Contemporary Celebrations

In contemporary times, Nowruz is marked by a blend of ancient traditions and modern practices. Families and communities gather to observe the festival’s rituals, such as the Haft-Seen table, the lighting of candles, and the jumping over bonfires. These practices symbolize purification, renewal, and the triumph of light over darkness.

Adapting to Modern Lifestyles

With the advent of technology and the fast-paced nature of modern life, Nowruz celebrations have adapted to accommodate changing lifestyles. Virtual gatherings and online platforms allow people to connect with loved ones who may be geographically distant. Social media has also become a popular way to share Nowruz greetings and messages of hope and renewal.

Global Influences

The globalized world has brought new influences to Nowruz celebrations. In cities with diverse populations, Nowruz is often celebrated alongside other cultural festivals, fostering a spirit of inclusivity and cross-cultural exchange. International organizations and governments also recognize Nowruz, promoting its message of peace and understanding.

Symbolism of Renewal

Despite its contemporary adaptations, the symbolism of Nowruz remains steadfast. It continues to represent the arrival of spring, the renewal of nature, and the hope for a brighter future. As the world navigates through challenges and uncertainties, Nowruz serves as a reminder of the resilience of the human spirit and the enduring power of hope.

Global Significance of Nowruz

The message of hope in Nowruz terbaru

Nowruz holds immense cultural and historical significance beyond its regional roots. In 2010, UNESCO recognized Nowruz as an Intangible Cultural Heritage of Humanity, acknowledging its exceptional value to humanity.

Role in Promoting Cultural Diversity and Interfaith Dialogue

Nowruz serves as a bridge between diverse cultures and communities. It is celebrated by people from various ethnic, religious, and linguistic backgrounds, fostering unity and understanding. By sharing traditions, rituals, and beliefs, Nowruz promotes cultural diversity and encourages interfaith dialogue.

Last Word

The message of hope in Nowruz

Nowruz is a festival that transcends cultural and religious boundaries, bringing people together in a spirit of unity and hope. It is a reminder of the cyclical nature of life and the importance of embracing new beginnings. As we celebrate Nowruz, let us reflect on the messages of hope, renewal, and prosperity that it brings, and let us work together to create a better future for all.

Helpful Answers

What is the significance of the Haft-Seen table in Nowruz?

The Haft-Seen table is a central part of Nowruz celebrations. It is a table set with seven symbolic items that represent different aspects of life and the universe. These items include:

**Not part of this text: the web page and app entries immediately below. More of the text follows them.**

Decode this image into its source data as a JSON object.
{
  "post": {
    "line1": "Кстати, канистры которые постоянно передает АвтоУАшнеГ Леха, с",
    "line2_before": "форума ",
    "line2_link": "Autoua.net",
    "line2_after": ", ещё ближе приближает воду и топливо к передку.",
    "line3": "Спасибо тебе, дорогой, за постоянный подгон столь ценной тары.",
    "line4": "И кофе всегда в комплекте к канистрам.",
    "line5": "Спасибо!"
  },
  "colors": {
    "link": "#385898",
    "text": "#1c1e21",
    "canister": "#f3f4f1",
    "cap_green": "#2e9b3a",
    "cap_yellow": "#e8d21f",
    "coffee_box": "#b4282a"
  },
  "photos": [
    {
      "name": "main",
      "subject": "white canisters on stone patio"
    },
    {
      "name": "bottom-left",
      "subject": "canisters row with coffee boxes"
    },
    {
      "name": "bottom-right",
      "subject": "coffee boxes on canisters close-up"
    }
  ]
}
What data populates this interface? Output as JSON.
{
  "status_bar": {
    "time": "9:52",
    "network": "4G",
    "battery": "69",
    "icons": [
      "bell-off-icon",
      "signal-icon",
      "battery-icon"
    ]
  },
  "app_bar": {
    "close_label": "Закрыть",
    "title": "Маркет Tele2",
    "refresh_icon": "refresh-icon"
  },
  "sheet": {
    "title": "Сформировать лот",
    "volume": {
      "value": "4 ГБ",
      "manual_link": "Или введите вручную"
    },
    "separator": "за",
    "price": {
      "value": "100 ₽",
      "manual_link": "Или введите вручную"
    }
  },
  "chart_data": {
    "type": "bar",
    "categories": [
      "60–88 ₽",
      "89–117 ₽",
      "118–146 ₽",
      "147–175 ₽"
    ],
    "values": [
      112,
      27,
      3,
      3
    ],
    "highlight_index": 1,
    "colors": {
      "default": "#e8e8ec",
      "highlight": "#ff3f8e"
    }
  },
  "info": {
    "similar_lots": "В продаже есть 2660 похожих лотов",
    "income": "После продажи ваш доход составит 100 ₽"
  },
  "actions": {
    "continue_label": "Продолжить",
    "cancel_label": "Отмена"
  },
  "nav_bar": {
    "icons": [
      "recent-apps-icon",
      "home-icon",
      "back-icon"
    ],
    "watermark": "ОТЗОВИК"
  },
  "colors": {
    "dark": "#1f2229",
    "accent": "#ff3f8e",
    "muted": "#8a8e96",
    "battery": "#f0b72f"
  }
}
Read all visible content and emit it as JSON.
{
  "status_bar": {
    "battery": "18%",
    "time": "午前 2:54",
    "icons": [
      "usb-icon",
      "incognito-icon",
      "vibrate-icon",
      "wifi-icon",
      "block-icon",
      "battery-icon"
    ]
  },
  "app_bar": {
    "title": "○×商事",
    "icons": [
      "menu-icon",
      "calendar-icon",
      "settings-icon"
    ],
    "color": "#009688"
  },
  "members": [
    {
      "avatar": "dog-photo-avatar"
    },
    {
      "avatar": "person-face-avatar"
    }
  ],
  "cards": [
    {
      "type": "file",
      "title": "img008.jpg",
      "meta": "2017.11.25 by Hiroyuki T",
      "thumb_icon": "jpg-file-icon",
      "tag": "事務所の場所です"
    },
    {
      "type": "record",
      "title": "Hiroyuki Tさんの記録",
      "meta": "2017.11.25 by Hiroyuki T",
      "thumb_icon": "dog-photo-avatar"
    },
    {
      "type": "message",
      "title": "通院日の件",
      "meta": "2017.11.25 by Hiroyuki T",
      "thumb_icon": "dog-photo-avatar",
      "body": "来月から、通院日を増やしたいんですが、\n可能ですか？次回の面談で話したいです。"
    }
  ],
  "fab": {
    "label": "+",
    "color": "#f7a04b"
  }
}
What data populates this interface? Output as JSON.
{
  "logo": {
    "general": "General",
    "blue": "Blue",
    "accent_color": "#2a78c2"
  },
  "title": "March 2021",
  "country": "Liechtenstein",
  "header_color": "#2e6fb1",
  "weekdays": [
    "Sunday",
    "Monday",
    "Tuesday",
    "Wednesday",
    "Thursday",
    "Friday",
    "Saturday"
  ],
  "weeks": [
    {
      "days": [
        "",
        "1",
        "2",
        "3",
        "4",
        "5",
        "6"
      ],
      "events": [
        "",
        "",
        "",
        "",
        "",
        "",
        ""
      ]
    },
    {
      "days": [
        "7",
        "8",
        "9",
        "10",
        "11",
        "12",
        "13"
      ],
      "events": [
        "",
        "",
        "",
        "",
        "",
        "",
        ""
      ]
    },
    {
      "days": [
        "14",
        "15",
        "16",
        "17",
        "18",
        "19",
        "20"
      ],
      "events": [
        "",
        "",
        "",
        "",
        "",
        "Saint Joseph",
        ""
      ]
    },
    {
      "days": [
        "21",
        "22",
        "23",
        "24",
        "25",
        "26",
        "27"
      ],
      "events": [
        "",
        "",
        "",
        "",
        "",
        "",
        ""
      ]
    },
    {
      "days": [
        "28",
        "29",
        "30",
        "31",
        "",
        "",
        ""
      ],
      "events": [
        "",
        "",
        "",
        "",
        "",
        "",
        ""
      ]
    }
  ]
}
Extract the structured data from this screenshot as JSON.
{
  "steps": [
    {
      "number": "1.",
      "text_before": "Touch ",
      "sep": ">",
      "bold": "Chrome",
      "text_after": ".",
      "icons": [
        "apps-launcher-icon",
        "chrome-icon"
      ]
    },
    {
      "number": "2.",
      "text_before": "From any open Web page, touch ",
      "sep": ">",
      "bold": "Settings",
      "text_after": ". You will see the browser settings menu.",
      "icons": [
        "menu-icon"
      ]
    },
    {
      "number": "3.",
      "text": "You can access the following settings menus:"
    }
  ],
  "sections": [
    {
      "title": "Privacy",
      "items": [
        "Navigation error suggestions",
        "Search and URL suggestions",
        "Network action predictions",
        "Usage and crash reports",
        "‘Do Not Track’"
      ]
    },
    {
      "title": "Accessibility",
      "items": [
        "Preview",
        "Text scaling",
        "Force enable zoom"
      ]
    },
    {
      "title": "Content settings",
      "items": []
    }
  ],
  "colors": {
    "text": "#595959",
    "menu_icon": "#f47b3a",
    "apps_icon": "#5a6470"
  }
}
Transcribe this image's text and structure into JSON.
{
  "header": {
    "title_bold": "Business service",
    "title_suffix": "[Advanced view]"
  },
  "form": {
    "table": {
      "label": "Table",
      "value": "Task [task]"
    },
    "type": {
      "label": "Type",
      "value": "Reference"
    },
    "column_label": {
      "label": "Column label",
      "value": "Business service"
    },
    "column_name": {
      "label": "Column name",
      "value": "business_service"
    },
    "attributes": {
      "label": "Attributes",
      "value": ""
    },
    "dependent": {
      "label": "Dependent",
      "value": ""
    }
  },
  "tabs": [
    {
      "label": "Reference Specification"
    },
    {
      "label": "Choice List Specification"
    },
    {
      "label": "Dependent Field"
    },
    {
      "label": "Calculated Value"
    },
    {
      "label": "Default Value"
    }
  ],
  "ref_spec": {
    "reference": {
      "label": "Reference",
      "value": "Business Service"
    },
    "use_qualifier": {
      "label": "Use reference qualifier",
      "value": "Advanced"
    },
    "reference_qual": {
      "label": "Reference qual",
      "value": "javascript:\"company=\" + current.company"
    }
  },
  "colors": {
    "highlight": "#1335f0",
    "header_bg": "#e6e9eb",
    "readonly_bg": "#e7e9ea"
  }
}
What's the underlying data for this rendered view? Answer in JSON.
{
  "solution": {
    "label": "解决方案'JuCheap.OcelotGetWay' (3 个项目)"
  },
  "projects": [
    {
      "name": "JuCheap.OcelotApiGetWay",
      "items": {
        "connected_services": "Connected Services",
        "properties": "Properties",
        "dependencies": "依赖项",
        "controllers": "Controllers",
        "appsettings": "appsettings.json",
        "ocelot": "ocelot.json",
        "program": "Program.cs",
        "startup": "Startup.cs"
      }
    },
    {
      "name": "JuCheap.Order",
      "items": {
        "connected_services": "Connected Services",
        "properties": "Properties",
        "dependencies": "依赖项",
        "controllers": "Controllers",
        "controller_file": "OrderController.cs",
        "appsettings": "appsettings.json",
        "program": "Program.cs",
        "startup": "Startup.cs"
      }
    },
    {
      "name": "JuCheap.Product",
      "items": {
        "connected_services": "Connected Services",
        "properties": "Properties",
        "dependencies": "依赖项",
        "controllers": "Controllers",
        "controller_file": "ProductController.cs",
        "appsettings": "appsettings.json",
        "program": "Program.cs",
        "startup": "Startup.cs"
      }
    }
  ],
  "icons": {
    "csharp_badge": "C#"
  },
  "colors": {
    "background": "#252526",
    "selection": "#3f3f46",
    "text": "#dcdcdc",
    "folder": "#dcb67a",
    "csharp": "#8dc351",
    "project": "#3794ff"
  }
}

  • Sabzeh (wheat or lentil sprouts): representing new life and growth
  • Samanu (wheat pudding): representing prosperity and abundance
  • Senjed (dried lotus berries): representing love and wisdom
  • Serkeh (vinegar): representing patience and tolerance
  • Seeb (apples): representing health and beauty
  • Somaq (sumac): representing the rising sun and the victory of good over evil
  • سیر (garlic): representing protection and healing

How is Nowruz celebrated in different cultures?

Nowruz is celebrated in a variety of ways across different cultures and regions. In Iran, the festival is celebrated for 13 days, with each day having its own special traditions and rituals. In Afghanistan, Nowruz is known as Nawruz and is celebrated for two weeks. In Turkey, Nowruz is known as Nevruz and is celebrated for three days. In Central Asia, Nowruz is celebrated as Nooruz and is often associated with the arrival of spring and the start of the agricultural season.

What is the global significance of Nowruz?

Nowruz is recognized by UNESCO as an Intangible Cultural Heritage of Humanity. It is celebrated by millions of people around the world, regardless of their cultural or religious background. Nowruz promotes cultural diversity, interfaith dialogue, and peace. It is a time for people to come together, celebrate the arrival of spring, and reflect on the importance of hope and renewal.